It was the pilot episode. To sum it up the lead Girl wants to be a writer and lives in New York City, which is beyond expensive, but she makes no money. She’s still an intern and when her parents tell her she’s cut off so they can actually enjoy themselves she throws a hissy-fit. Being on this side of thirty I no longer commiserate with Girl and now root for the parents. And no, I don’t feel old–just really peeved that my mother’s “wait and see” was more prophesy than idle rant. Anyway, at some point she shows up at her parents’ hotel to show them the book she’s working on. And it’s a mess! Jots and doodles on 10 pages about who knows what and the parents are thoroughly underwhelmed. I was, too. Maybe it’s harsh, but come on? That makes you a writer? No wonder you can’t get respect for calling yourself one unless you’re published.

Now, I’ve been a blogger for almost a year and I’ll admit it’s gotten away from me a times. As the title of the post says, no excuses, so I won’t bore you with details that will make you sympathetic to my plight. I have been working on a novel (two in fact), but this blog is my exercise. It’s like having a thriving business, but not being bothered to work on the accounts. It catches up to you. I refuse to let this blog become a New Year’s resolution that only makes it to March. Go to the gym, eat better, oh and use your blog to actually blog! So to that end, next week I will publish a short story about my take on the 12 Dancing Princesses (It also proves I have been writing, just not blogging).

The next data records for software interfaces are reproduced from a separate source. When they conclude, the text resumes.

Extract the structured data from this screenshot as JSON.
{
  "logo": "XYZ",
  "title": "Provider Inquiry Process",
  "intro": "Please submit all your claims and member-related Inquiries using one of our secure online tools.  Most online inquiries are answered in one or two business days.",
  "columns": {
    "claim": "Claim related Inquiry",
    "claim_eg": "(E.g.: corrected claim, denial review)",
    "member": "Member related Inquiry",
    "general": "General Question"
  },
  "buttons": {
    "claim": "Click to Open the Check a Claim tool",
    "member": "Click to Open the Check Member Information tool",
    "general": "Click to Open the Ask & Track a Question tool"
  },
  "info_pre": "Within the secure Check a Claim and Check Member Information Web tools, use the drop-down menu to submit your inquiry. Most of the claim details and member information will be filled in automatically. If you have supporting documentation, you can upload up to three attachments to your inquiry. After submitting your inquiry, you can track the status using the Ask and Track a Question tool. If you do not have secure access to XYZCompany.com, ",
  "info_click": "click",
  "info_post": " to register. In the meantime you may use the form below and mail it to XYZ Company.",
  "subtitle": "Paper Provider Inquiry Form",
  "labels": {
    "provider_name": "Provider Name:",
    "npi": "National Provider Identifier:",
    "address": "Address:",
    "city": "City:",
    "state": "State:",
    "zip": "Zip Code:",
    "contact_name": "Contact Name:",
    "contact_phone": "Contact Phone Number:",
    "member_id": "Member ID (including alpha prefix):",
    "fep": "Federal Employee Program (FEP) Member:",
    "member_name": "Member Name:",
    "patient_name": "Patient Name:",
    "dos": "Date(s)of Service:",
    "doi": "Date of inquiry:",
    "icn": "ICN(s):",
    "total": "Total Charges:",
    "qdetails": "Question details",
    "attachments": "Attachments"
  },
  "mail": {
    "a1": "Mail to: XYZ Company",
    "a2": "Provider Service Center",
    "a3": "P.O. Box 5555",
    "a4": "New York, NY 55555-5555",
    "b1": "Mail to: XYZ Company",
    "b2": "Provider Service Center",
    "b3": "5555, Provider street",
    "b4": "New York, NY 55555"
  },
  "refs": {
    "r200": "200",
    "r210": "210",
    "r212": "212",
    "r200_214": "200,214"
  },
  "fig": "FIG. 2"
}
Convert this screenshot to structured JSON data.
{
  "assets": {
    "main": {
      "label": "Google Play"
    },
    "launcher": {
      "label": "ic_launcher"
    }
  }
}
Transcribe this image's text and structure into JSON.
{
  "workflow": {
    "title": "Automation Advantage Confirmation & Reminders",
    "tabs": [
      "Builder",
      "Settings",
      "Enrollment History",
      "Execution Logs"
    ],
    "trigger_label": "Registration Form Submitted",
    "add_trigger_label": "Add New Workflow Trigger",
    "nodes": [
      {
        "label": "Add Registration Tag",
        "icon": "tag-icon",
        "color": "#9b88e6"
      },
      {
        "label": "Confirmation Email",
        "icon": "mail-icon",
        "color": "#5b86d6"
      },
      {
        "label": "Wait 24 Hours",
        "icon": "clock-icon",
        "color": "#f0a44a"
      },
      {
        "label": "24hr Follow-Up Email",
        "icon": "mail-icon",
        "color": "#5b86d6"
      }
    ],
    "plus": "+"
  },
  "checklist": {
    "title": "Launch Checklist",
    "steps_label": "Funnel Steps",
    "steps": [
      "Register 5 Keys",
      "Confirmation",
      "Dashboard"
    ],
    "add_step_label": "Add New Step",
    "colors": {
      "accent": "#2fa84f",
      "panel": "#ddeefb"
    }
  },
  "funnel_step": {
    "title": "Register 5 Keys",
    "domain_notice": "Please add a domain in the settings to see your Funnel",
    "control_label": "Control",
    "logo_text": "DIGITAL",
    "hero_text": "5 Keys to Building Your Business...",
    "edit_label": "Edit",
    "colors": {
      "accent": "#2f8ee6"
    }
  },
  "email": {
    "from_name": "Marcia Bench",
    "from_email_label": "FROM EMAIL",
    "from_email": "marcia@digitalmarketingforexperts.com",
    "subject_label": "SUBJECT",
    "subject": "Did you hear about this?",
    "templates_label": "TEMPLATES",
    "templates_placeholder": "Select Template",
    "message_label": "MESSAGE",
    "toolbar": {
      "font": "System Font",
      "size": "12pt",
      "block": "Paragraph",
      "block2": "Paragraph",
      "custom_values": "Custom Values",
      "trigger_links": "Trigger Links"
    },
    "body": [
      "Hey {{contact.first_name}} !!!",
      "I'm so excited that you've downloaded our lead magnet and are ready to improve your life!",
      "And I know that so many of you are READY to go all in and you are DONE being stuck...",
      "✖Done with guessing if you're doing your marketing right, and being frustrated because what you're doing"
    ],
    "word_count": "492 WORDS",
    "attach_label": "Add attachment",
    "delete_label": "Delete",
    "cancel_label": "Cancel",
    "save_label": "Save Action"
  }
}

I still don’t like “Girls” and I think people are too quick to say they want to write, too. But instead of griping about it, I’ll just get on with my blogging.